**GIVEN RECORDS:**
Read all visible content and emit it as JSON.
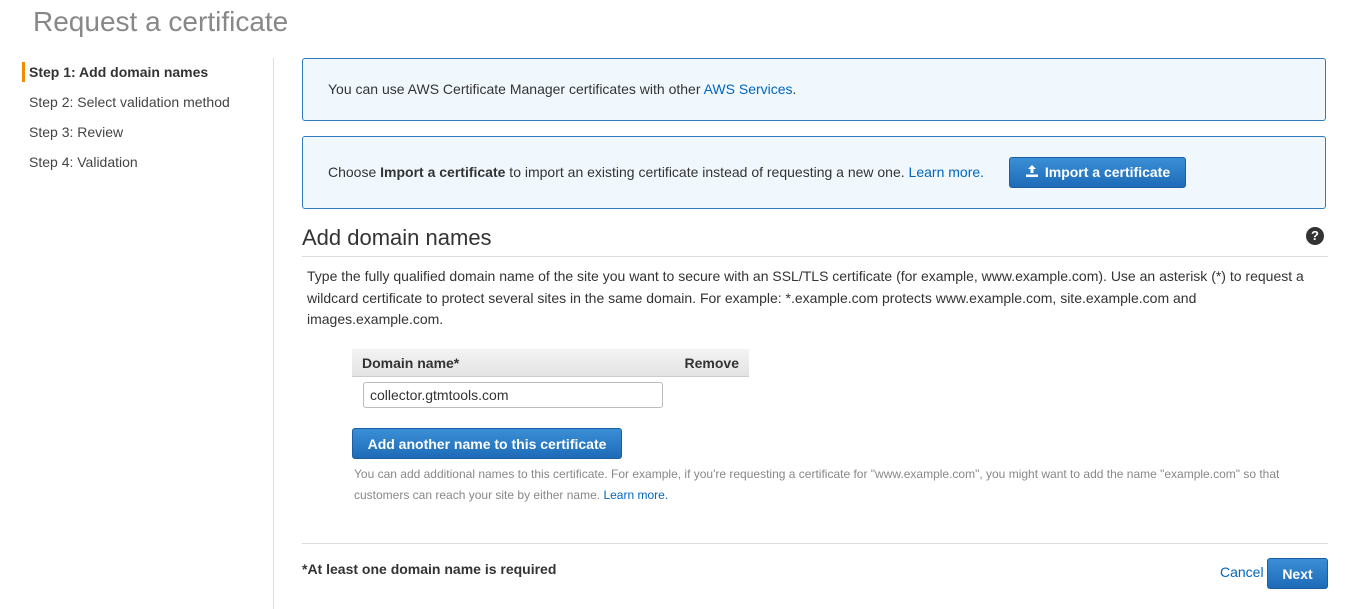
{
  "page": {
    "title": "Request a certificate"
  },
  "steps": [
    {
      "label": "Step 1: Add domain names"
    },
    {
      "label": "Step 2: Select validation method"
    },
    {
      "label": "Step 3: Review"
    },
    {
      "label": "Step 4: Validation"
    }
  ],
  "info_services": {
    "text": "You can use AWS Certificate Manager certificates with other ",
    "link": "AWS Services",
    "suffix": "."
  },
  "info_import": {
    "text_prefix": "Choose ",
    "bold": "Import a certificate",
    "text_suffix": " to import an existing certificate instead of requesting a new one. ",
    "link": "Learn more.",
    "button_label": "Import a certificate",
    "button_icon": "upload-icon"
  },
  "section": {
    "title": "Add domain names",
    "help_icon": "help-icon",
    "help_glyph": "?",
    "description": "Type the fully qualified domain name of the site you want to secure with an SSL/TLS certificate (for example, www.example.com). Use an asterisk (*) to request a wildcard certificate to protect several sites in the same domain. For example: *.example.com protects www.example.com, site.example.com and images.example.com."
  },
  "domain_table": {
    "columns": [
      "Domain name*",
      "Remove"
    ],
    "rows": [
      {
        "value": "collector.gtmtools.com"
      }
    ]
  },
  "add_button": {
    "label": "Add another name to this certificate"
  },
  "hint": {
    "text": "You can add additional names to this certificate. For example, if you're requesting a certificate for \"www.example.com\", you might want to add the name \"example.com\" so that customers can reach your site by either name. ",
    "link": "Learn more."
  },
  "footer": {
    "required_note": "*At least one domain name is required",
    "cancel": "Cancel",
    "next": "Next"
  },
  "colors": {
    "accent_blue": "#2e7bc1",
    "link": "#0066c0",
    "step_marker": "#f08c00"
  }
}
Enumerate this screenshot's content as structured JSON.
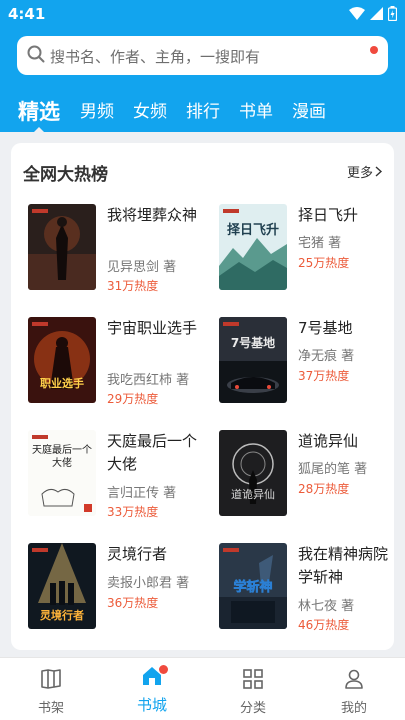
{
  "status": {
    "time": "4:41"
  },
  "search": {
    "placeholder": "搜书名、作者、主角，一搜即有"
  },
  "tabs": [
    {
      "label": "精选",
      "active": true
    },
    {
      "label": "男频"
    },
    {
      "label": "女频"
    },
    {
      "label": "排行"
    },
    {
      "label": "书单"
    },
    {
      "label": "漫画"
    }
  ],
  "section": {
    "title": "全网大热榜",
    "more_label": "更多"
  },
  "books": [
    {
      "title": "我将埋葬众神",
      "author": "见异思剑 著",
      "heat": "31万热度",
      "cover_text": ""
    },
    {
      "title": "择日飞升",
      "author": "宅猪 著",
      "heat": "25万热度",
      "cover_text": "择日飞升"
    },
    {
      "title": "宇宙职业选手",
      "author": "我吃西红柿 著",
      "heat": "29万热度",
      "cover_text": "职业选手"
    },
    {
      "title": "7号基地",
      "author": "净无痕 著",
      "heat": "37万热度",
      "cover_text": "7号基地"
    },
    {
      "title": "天庭最后一个大佬",
      "author": "言归正传 著",
      "heat": "33万热度",
      "cover_text": "天庭最后一个大佬"
    },
    {
      "title": "道诡异仙",
      "author": "狐尾的笔 著",
      "heat": "28万热度",
      "cover_text": "道诡异仙"
    },
    {
      "title": "灵境行者",
      "author": "卖报小郎君 著",
      "heat": "36万热度",
      "cover_text": "灵境行者"
    },
    {
      "title": "我在精神病院学斩神",
      "author": "林七夜 著",
      "heat": "46万热度",
      "cover_text": "学斩神"
    }
  ],
  "nav": [
    {
      "label": "书架",
      "icon": "bookshelf-icon"
    },
    {
      "label": "书城",
      "icon": "bookstore-icon",
      "active": true
    },
    {
      "label": "分类",
      "icon": "grid-icon"
    },
    {
      "label": "我的",
      "icon": "user-icon"
    }
  ],
  "colors": {
    "header": "#12a4ee",
    "accent": "#12a4ee",
    "heat": "#ec5b3a",
    "badge": "#f04a3e"
  }
}
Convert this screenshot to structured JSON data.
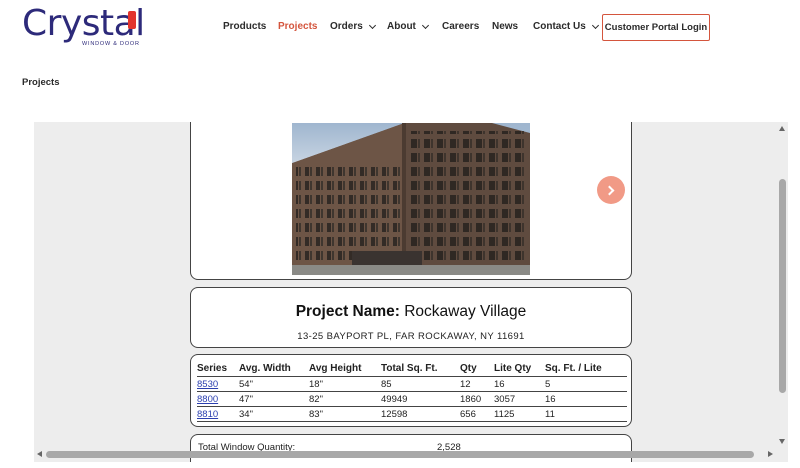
{
  "brand": {
    "name": "Crystal",
    "tagline": "WINDOW & DOOR",
    "primary_color": "#2d2a7a",
    "accent_color": "#e2342d"
  },
  "nav": {
    "items": [
      {
        "label": "Products",
        "active": false,
        "has_dropdown": false
      },
      {
        "label": "Projects",
        "active": true,
        "has_dropdown": false
      },
      {
        "label": "Orders",
        "active": false,
        "has_dropdown": true
      },
      {
        "label": "About",
        "active": false,
        "has_dropdown": true
      },
      {
        "label": "Careers",
        "active": false,
        "has_dropdown": false
      },
      {
        "label": "News",
        "active": false,
        "has_dropdown": false
      },
      {
        "label": "Contact Us",
        "active": false,
        "has_dropdown": true
      }
    ],
    "portal_button": "Customer Portal Login",
    "active_color": "#d4553d"
  },
  "page": {
    "title": "Projects"
  },
  "project": {
    "name_label": "Project Name:",
    "name_value": "Rockaway Village",
    "address": "13-25 BAYPORT PL, FAR ROCKAWAY, NY 11691",
    "next_icon": "chevron-right-icon"
  },
  "table": {
    "headers": [
      "Series",
      "Avg. Width",
      "Avg Height",
      "Total Sq. Ft.",
      "Qty",
      "Lite Qty",
      "Sq. Ft. / Lite"
    ],
    "rows": [
      [
        "8530",
        "54\"",
        "18\"",
        "85",
        "12",
        "16",
        "5"
      ],
      [
        "8800",
        "47\"",
        "82\"",
        "49949",
        "1860",
        "3057",
        "16"
      ],
      [
        "8810",
        "34\"",
        "83\"",
        "12598",
        "656",
        "1125",
        "11"
      ]
    ]
  },
  "totals": {
    "label": "Total Window Quantity:",
    "value": "2,528"
  }
}
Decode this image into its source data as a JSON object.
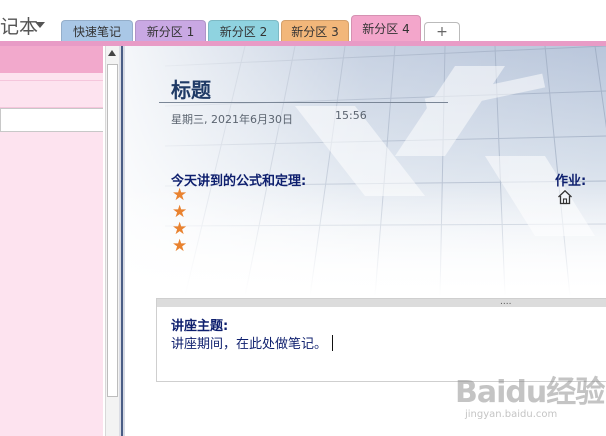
{
  "app": {
    "notebook_title": "记本"
  },
  "tabs": [
    {
      "label": "快速笔记",
      "color": "#a9c7e6"
    },
    {
      "label": "新分区 1",
      "color": "#c9a8e3"
    },
    {
      "label": "新分区 2",
      "color": "#8fd3e0"
    },
    {
      "label": "新分区 3",
      "color": "#f2b77a"
    },
    {
      "label": "新分区 4",
      "color": "#f3a6cb",
      "active": true
    }
  ],
  "add_tab_label": "+",
  "page": {
    "title": "标题",
    "date": "星期三, 2021年6月30日",
    "time": "15:56",
    "formula_label": "今天讲到的公式和定理:",
    "stars": [
      "★",
      "★",
      "★",
      "★"
    ],
    "homework_label": "作业:",
    "note": {
      "handle_dots": "....",
      "topic_label": "讲座主题:",
      "body_text": "讲座期间，在此处做笔记。"
    }
  },
  "watermark": {
    "main": "Baidu经验",
    "sub": "jingyan.baidu.com"
  },
  "colors": {
    "section_accent": "#e89bc6",
    "page_list_bg": "#fde3ef",
    "heading_navy": "#0e1f6e",
    "star_orange": "#e9822f"
  },
  "icons": {
    "homework": "home-icon",
    "notebook_dropdown": "chevron-down-icon",
    "scroll_up": "scroll-up-arrow-icon"
  }
}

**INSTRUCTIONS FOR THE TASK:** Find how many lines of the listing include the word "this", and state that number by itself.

**EXERCISE RESPONSE:** 5